Regulation is another challenging area. Legislation is generally slower to adapt to a changing landscape in age-old industries; supply chain finance is no different. In addition, there’s a need for global business standards when it comes to data structures and agreed digital documents, which the ICC is looking into.
“Part of the issue is also building sound internal business cases to implement this technology. Many trade finance and trade credit functions within an organisation are not necessarily the highest priority right now,” says Saleem Khan, global leader of data innovation at Dun & Bradstreet.
Yet there’s a huge number of consortia, banks, and blockchain and tech companies getting in on the act, with rallying calls for there to be a more unified approach. Global trade partners, whether they’re financial institutions, shipping companies, large corporations or logistics firms, will all need to talk the same digital language if they’re to succeed. Tech interoperability is a key phrase, otherwise there will be no efficiencies.
“There cannot be too many platforms, as the main constraint we face is the network effect. You need to be able to reach a very large number of banks and corporates for the platform to be useful,” Baptiste Audren, head of fintech at Komgo, points out.
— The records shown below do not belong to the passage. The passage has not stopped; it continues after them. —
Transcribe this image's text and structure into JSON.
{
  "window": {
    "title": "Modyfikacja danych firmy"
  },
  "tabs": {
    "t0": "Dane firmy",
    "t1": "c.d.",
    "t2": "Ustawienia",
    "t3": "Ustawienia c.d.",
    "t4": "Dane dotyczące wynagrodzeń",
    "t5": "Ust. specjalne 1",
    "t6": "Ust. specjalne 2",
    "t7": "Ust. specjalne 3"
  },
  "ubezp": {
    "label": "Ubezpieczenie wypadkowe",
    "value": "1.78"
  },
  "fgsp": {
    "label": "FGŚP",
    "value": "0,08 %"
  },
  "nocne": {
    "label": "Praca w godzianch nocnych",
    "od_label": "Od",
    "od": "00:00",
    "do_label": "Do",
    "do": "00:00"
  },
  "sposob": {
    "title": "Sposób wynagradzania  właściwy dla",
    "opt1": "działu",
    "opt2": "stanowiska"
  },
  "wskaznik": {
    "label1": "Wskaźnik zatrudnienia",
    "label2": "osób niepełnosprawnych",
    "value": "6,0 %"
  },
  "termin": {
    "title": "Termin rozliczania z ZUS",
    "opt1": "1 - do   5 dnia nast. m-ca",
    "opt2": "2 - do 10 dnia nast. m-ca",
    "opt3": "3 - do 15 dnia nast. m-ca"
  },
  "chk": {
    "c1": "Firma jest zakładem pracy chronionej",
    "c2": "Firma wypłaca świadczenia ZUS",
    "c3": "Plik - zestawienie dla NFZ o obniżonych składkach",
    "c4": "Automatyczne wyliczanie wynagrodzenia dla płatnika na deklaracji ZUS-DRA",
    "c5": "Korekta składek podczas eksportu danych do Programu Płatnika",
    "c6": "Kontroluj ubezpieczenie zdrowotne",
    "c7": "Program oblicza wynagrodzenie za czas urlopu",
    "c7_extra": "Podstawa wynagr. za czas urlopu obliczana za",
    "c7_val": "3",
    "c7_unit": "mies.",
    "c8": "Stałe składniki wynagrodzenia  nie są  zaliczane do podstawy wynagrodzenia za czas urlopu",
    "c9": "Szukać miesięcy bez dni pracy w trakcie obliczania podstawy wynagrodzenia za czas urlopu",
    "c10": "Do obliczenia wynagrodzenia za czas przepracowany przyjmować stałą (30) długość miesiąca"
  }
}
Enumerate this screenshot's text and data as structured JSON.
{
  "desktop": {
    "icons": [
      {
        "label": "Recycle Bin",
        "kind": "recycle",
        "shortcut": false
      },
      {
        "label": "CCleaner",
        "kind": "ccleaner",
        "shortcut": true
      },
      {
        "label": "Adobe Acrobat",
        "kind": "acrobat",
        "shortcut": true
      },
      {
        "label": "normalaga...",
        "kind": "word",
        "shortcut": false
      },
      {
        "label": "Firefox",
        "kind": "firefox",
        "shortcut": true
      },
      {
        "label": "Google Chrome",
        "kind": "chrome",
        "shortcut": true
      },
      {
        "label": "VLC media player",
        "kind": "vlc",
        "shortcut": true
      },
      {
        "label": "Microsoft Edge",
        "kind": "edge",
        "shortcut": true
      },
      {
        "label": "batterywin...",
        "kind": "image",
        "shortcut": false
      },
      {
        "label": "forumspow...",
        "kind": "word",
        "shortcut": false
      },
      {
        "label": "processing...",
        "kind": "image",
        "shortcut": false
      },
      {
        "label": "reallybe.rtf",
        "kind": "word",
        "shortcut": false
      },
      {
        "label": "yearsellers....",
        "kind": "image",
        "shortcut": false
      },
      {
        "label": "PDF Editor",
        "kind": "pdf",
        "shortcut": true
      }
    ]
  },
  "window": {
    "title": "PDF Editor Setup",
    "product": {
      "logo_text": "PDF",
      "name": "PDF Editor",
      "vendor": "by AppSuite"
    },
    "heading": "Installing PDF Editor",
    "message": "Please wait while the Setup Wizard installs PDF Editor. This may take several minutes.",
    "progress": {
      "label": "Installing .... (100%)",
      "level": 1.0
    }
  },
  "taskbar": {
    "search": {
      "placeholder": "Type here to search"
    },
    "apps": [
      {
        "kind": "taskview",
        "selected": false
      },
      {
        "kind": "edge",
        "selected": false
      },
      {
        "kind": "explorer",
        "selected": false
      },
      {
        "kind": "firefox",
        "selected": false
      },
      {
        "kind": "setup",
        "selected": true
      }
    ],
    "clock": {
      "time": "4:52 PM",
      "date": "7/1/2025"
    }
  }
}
There are also security and privacy concerns. “Even if digital certificates for each transaction are anonymised, in a small network of users it can be easy to identify participants by analysing the transaction flow,” says Kuangyi Wei, executive director of growth and strategy at Parker Fitzgerald.
“Technological solutions are possible, although they could also reduce the benefit of using DLT by slowing the clearing of transactions or reducing the ability to confirm the veracity of information on the ledger.”
Looking forward to blockchain benefits
Despite any hiccups, there’s a lot of optimism among financial services providers that blockchain will eventually conquer trade finance and usher in a new digitally driven era of decentralised records. It’s not a matter of if, but when.
“The next step is to ensure low barriers of entry for clients and banks with access to tech interfaces or APIs [application programming interfaces] that allow customers and banks to easily connect to blockchain platforms. Additionally, low fees and on-boarding charges for the use of such platforms will accelerate adoption,” says Mr Mendonca at HSBC, the world’s biggest player in trade finance.
“The next step is for clients to move their ongoing flows on to the platform. We’re working with many to normalise that process and expect to see an increased flow from them in 2020. In parallel, we continue to see an increasing rate of first-time adopters.”
Faster, cheaper, less opaque trading aren’t the only benefits, as digital ledgers will give an immutable source of truth on all trade deals. This has huge implications for creating more sustainable and low-carbon supply chains in the midst of the climate crisis.
“Thanks to big data, we now have access to a generous source of information on environmental, social and governance items that, if leveraged correctly, could help meet sustainable development goals. The opportunities are incredible and endless,” Charley Cooper, managing director at blockchain firm R3, concludes.